Subcultures, movements, kruzhki and other real drivers of advancement in technology
Historically, informal communities have oftentimes served as "incubators" for new fields. In the first half of the twentieth century, kruzhki for aeronautics and reactive motion gave rise to aviation and space science. In these cases, kruzhki formed personnel pools for respective industries. Strong examples can be found in recent history as well, the most successful one being the open source community and, more specifically, the story of Linux.
At the same time, self-organized communities may serve not just as industry staff pools but also as bases for the formation of new B2C markets. In this case, at the first stage, a community forming its own subculture generates a demand limited by the extent of said subculture. But given a successful integration in wider society, elements of subculture make their way into the mainstream and change the structure of wider consumer markets.

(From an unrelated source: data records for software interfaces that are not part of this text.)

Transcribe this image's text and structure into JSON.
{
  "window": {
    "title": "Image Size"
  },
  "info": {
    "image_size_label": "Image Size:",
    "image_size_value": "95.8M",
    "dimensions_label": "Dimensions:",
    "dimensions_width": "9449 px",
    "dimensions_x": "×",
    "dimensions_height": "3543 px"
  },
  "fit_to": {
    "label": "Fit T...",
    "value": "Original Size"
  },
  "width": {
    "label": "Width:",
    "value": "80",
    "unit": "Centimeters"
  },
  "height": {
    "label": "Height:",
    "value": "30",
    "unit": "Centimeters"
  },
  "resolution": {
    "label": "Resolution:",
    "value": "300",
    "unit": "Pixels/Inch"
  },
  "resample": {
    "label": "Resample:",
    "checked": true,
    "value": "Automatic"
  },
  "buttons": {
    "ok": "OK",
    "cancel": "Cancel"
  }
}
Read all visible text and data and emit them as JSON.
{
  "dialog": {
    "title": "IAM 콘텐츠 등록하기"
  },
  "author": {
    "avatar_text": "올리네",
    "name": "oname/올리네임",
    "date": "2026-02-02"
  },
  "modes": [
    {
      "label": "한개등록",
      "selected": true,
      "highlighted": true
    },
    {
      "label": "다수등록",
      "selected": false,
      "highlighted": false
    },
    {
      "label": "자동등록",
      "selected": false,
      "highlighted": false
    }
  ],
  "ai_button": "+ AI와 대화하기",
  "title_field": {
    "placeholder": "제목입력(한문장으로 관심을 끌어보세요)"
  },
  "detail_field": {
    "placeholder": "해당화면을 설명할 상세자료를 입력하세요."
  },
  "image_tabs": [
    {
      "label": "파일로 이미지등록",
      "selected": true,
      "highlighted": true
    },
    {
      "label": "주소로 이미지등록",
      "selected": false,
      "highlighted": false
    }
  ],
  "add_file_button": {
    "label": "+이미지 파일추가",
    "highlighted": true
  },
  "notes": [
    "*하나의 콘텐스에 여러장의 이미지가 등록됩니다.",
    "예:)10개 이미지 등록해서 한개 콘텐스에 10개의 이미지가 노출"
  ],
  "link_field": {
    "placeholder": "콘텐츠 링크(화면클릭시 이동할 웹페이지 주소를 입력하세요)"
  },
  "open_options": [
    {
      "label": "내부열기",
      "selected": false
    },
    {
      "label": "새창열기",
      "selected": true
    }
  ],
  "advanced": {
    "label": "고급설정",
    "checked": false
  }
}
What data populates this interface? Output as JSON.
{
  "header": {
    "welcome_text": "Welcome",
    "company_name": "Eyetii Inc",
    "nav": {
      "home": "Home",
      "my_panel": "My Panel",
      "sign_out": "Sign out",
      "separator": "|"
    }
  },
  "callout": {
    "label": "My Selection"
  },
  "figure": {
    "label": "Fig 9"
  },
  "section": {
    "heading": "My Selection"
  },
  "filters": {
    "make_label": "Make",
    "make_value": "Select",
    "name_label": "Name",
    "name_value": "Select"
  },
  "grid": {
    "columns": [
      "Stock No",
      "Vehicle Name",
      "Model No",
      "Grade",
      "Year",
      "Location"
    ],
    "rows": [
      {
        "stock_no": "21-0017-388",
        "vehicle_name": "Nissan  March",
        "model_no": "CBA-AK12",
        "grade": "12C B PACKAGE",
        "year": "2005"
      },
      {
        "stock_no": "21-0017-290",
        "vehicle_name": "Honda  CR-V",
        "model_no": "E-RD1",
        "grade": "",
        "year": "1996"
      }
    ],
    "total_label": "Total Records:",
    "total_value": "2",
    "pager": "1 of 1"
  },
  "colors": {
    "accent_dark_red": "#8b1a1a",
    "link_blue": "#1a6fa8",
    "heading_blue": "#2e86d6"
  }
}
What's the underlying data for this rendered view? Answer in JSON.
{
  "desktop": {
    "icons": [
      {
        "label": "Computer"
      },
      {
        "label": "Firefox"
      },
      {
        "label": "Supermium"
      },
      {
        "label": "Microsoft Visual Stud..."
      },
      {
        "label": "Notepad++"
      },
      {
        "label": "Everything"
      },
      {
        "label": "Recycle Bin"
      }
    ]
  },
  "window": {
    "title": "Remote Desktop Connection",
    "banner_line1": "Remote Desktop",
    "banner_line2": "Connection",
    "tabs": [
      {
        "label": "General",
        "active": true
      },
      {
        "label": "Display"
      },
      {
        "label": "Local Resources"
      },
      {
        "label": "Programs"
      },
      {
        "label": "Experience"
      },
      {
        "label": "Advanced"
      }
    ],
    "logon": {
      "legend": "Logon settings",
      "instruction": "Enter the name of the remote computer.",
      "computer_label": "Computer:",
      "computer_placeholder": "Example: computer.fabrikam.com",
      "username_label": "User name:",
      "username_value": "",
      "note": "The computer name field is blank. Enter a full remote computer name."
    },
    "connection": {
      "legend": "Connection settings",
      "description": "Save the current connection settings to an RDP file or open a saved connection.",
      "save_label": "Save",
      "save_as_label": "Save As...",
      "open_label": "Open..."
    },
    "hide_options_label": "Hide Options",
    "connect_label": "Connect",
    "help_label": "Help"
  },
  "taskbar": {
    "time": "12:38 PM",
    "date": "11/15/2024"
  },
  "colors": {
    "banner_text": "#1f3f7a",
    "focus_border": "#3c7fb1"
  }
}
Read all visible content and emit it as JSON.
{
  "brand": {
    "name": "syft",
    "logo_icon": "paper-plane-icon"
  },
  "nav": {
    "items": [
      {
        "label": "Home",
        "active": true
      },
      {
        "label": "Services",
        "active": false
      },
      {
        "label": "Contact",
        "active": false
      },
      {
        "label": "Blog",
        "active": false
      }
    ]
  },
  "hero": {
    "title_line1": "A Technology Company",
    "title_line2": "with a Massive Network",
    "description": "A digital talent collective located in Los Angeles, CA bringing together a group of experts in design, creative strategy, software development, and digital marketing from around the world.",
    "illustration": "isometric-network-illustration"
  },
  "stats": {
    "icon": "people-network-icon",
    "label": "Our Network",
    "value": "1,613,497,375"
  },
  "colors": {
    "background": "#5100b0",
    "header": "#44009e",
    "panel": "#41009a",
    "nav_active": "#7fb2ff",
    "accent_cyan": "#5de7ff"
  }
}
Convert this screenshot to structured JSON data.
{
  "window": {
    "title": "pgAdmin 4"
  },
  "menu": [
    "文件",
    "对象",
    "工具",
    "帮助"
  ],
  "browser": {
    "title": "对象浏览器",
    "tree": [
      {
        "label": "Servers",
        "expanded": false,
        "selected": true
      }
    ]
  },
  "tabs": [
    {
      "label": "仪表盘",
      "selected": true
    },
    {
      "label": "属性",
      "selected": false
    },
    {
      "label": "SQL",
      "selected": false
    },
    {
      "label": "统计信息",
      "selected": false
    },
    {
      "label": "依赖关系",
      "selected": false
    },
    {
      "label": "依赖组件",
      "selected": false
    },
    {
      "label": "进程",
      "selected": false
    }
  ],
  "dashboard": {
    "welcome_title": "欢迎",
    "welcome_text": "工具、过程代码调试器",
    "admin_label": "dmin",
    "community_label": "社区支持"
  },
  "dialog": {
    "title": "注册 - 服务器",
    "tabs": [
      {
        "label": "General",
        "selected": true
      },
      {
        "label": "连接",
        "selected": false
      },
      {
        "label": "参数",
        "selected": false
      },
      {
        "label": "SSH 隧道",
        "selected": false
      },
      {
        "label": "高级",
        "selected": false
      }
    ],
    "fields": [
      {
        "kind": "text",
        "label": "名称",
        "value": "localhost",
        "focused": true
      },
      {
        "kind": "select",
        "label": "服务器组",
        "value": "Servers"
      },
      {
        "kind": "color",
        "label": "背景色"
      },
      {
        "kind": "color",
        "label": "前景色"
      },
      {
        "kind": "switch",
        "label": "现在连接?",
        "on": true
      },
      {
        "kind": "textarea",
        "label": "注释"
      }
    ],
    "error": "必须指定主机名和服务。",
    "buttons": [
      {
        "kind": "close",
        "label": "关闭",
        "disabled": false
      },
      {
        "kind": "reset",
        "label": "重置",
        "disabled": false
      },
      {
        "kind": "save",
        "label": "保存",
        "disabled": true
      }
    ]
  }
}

During this session, we will discuss which subcultures, communities, kruzhki, and movements could become drivers for development of new fields and markets.